My hat is off to you parents of children with special needs. By necessity, you have become ninjas working in the complex fabric of benefits and social services available for your school-age child. By the time your child is 15, it might feel like you have a good handle on all the details. But wait! Your child is already well into the teens and approaching the magic “adult” age of 18 when the entire safety net shifts dramatically. How can you navigate the waters of special needs transitioning to adulthood?
Not to alarm you, but with a desire to get you prepared well in advance, I am sharing some resources that might be useful. The good news is that there are services and programs that can help your young adult with special needs transitioning to adulthood in this major life transition and beyond, although they may not feel as familiar.
To quote from an article on MyChildWithoutLimits.org:
Broadly speaking, children with special needs and their families usually deal with five interconnected types of transitions between the ages of 14 and 25:
Legal and healthcare decision making
Education to vocational training
Health insurance coverage
I’ve found some other links to material that would be useful to read and explore regarding special needs transitioning to adulthood.
First, you are likely to look at the vocational training opportunities for your child if college is not an option. This article on VocationalTrainingHQ.com lists the best vocational training programs for the disabled.
There are so many factors to consider when accessing how to transition to an independent life in your hometown or any location. Here is an article titled, Special Needs Checklist: How Disability Friendly is Your City? This is a deep-dive posing questions in the areas of living and housing, employment options, education, healthcare assistance, quality of life, transportation and accessibility. Not only will it get you thinking in a productive direction, but it is chock full of links to additional resources that can help you along the way.
Finally, housing and living arrangements often weigh heavily on parents as they may prefer to provide a home for their child for as long as possible. In this case, here is a useful article about how to modify your home further to adapt to the needs of your adult child and provide a multigenerational living space with more privacy for parents and child.
If you choose the option of renting an apartment elsewhere, this article on tenant rights and housing assistance could be useful to you.

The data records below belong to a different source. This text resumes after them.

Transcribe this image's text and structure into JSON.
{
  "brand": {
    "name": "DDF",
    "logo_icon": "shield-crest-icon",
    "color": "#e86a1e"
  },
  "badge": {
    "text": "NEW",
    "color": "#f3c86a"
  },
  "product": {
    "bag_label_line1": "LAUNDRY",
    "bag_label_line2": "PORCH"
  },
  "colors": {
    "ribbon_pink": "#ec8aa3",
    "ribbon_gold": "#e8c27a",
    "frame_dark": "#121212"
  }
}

Whatever steps you take it is helpful to know that you are not alone. There are resources to help you navigate this most important transition in your child’s life (and in yours!)